Remember that despicable and elitist piece by PandoDaily's Sarah Lacy about how the BART strike was crippling the nascent tech boom on Mid-Market? Well, it's inspired a much better informed retort from Kevin Roose on NYMag.com.
In the wake of the BART strike, he delves again into the age-old topic of how, or if, Silicon Valley workers could ever be organized under unions. Given that it's one of the most powerful growth sectors in the country and yet has managed to avoid any whiff of unionization despite often placing any number of unreasonable demands on its workers, it's a fair question. But is the success of the tech industry due to the fact that everyone works ridiculous hours in exchange for somewhat higher pay and free snacks? Or is it mostly because we don't actually manufacture anything here, and that's all done in countries where workers have even fewer rights and protections than here?
Roose points to Lacy's comments, as well as a recent comment made by UserVoice CEO Richard White, both quoted in an article on Marketplace, as being particularly classist, and unsympathetic to the idea of preserving working-class, unionized jobs. White suggests, for instance, re: the BART strike, "Get ‘em back to work, pay them whatever they want, and then figure out how to automate their jobs so this doesn't happen again."
But did anyone ever think of starting a union of programmers, way back when?
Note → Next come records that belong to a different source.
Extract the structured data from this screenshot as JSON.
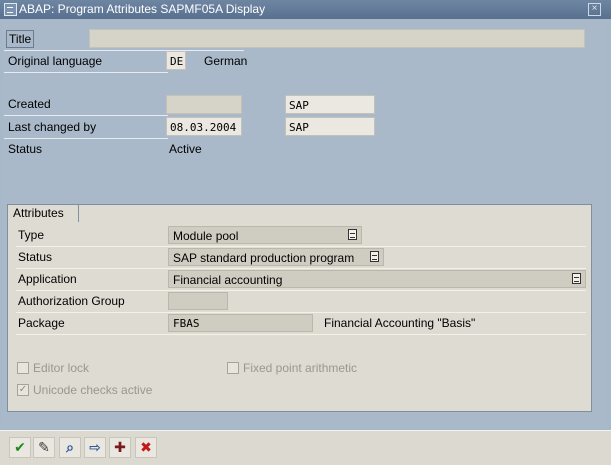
{
  "window": {
    "title": "ABAP: Program Attributes SAPMF05A Display",
    "close_glyph": "×"
  },
  "header": {
    "title_label": "Title",
    "title_value": "",
    "orig_lang_label": "Original language",
    "orig_lang_code": "DE",
    "orig_lang_name": "German",
    "created_label": "Created",
    "created_date": "",
    "created_by": "SAP",
    "changed_label": "Last changed by",
    "changed_date": "08.03.2004",
    "changed_by": "SAP",
    "status_label": "Status",
    "status_value": "Active"
  },
  "attributes": {
    "tab_label": "Attributes",
    "type_label": "Type",
    "type_value": "Module pool",
    "status_label": "Status",
    "status_value": "SAP standard production program",
    "application_label": "Application",
    "application_value": "Financial accounting",
    "auth_label": "Authorization Group",
    "auth_value": "",
    "package_label": "Package",
    "package_value": "FBAS",
    "package_desc": "Financial Accounting \"Basis\"",
    "editor_lock_label": "Editor lock",
    "editor_lock_checked": false,
    "fixed_point_label": "Fixed point arithmetic",
    "fixed_point_checked": false,
    "unicode_label": "Unicode checks active",
    "unicode_checked": true,
    "check_glyph": "✓"
  },
  "toolbar": {
    "buttons": [
      {
        "name": "continue-icon",
        "glyph": "✔",
        "color": "#1f8a1f"
      },
      {
        "name": "edit-pencil-icon",
        "glyph": "✎",
        "color": "#3a3a3a"
      },
      {
        "name": "find-icon",
        "glyph": "⌕",
        "color": "#2a5a9a"
      },
      {
        "name": "forward-icon",
        "glyph": "⇨",
        "color": "#2a5a9a"
      },
      {
        "name": "new-entry-icon",
        "glyph": "✚",
        "color": "#7a1a1a"
      },
      {
        "name": "cancel-icon",
        "glyph": "✖",
        "color": "#c41818"
      }
    ]
  }
}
Roose discusses the history of union rumblings in Silicon Valley, including a 1982 effort by Atari workers to unionize, and Apple's leaked 2011 memo to managers of one of their off-site operations about "union awareness." (Also there have been ongoing efforts to unionize the 64,000+ workers at Apple's retail stores.) But by and large, all such efforts have been quashed in large part because Silicon Valley's workforce is all white collar, and mostly well cared for and generously compensated. And while the anti-union sentiments among CEOs and tech elites is not unique to that industry, these liberal-leaning Bay Area residents should probably understand some more history about what unions have done for American labor law before they run their mouths.
Portions of the tech community are not only observing the destruction of unions as a long-term sociopolitical trend, but actively cheering it on as an example of an intellectual "maker" class beating out working-class "takers." The old Silicon Valley anti-unionism came from narrow corporate self-interest; the new seems more broadly ideological.
Programmers and back-end engineers, unite!!